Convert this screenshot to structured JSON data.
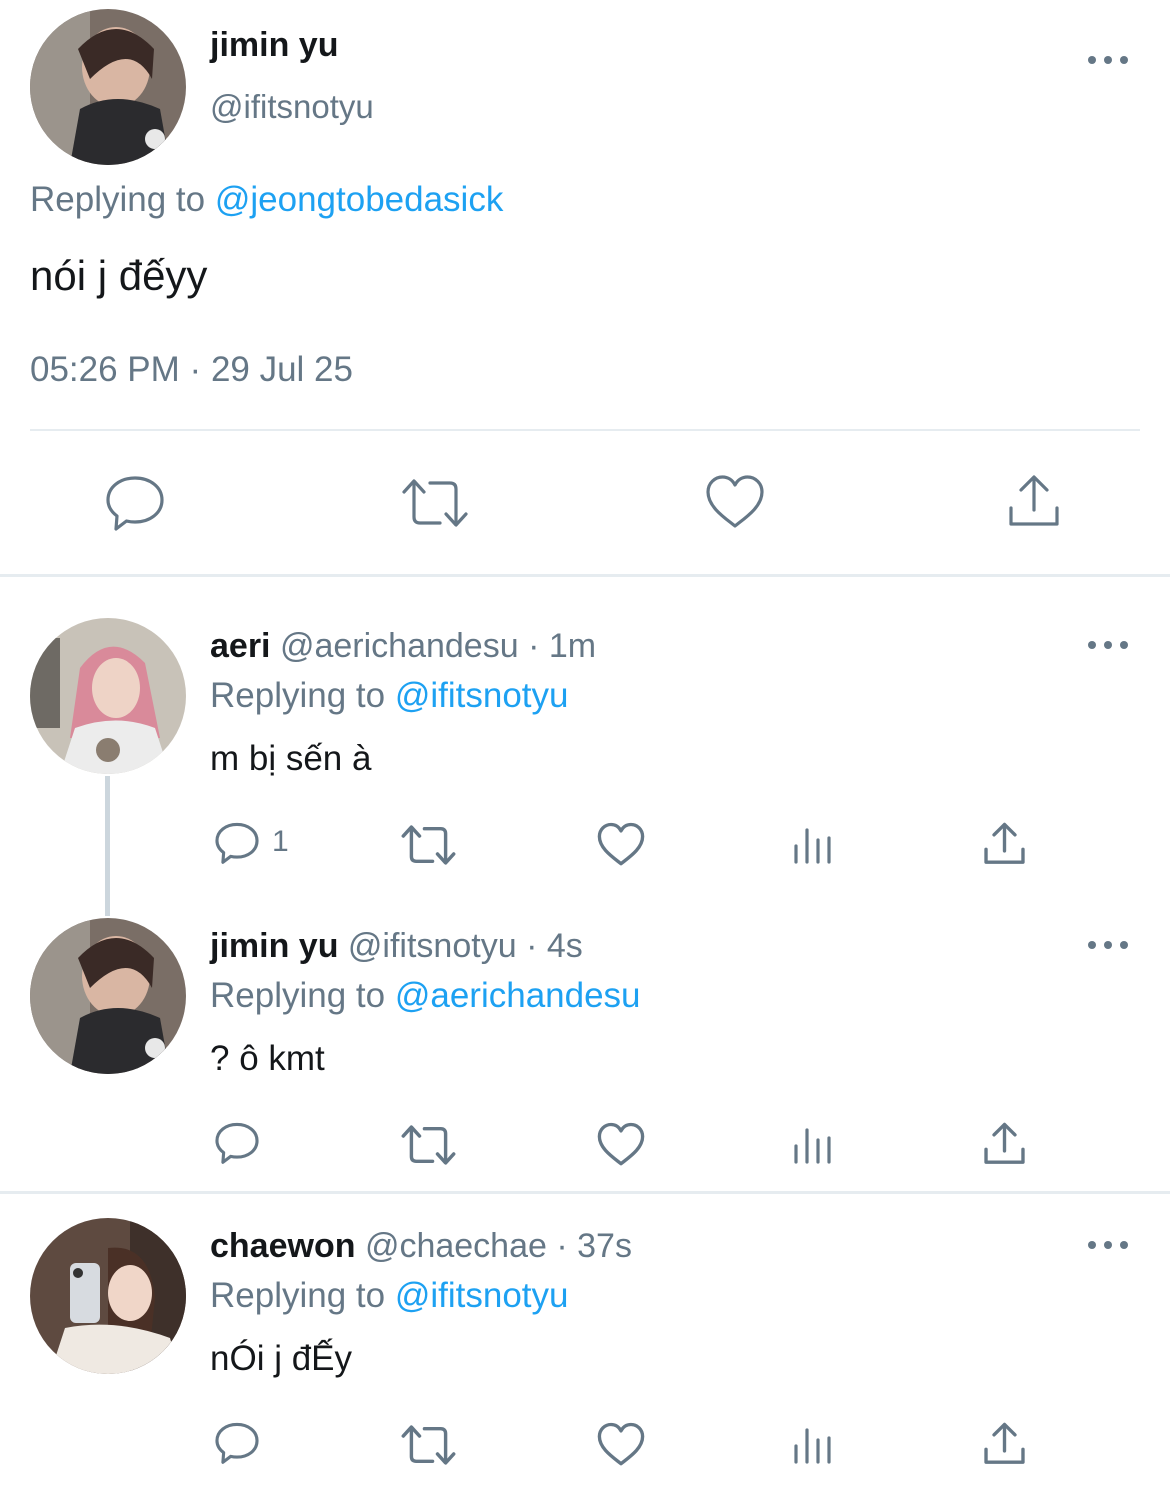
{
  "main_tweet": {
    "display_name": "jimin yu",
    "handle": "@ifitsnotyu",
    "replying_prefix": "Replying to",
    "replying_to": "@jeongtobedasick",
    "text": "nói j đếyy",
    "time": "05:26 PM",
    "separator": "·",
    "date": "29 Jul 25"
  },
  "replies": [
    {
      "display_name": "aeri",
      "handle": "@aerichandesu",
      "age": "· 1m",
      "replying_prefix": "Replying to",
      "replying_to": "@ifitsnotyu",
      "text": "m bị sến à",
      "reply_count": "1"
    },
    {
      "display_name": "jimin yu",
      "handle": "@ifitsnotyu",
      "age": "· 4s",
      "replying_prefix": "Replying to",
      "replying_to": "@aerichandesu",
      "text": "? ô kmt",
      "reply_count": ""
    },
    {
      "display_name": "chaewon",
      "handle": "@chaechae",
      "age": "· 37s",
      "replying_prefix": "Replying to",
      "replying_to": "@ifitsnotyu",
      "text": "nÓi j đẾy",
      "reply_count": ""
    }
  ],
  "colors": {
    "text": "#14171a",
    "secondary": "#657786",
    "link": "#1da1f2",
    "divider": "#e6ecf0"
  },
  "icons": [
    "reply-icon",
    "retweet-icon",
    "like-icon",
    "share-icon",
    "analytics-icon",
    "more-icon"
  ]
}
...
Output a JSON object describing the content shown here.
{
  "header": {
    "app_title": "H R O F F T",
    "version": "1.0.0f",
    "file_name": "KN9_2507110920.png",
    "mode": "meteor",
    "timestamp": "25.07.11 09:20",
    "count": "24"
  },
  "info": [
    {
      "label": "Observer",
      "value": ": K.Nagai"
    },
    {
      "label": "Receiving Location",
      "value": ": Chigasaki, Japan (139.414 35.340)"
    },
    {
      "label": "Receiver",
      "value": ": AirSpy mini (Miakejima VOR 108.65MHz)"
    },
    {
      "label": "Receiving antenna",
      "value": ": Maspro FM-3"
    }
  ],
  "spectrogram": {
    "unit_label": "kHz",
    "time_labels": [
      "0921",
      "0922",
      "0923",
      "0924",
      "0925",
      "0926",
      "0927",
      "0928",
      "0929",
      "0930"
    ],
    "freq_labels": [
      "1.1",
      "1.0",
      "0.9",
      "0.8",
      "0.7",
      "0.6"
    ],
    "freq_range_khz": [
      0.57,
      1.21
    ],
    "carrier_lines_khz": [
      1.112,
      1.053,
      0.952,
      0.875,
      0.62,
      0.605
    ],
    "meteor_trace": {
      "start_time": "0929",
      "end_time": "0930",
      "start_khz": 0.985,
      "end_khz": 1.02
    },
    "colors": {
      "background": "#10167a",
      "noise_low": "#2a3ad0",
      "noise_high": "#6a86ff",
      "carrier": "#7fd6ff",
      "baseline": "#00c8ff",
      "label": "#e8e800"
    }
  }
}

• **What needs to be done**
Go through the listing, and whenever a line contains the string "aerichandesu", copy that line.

• **Result**
      "handle": "@aerichandesu",
      "replying_to": "@aerichandesu",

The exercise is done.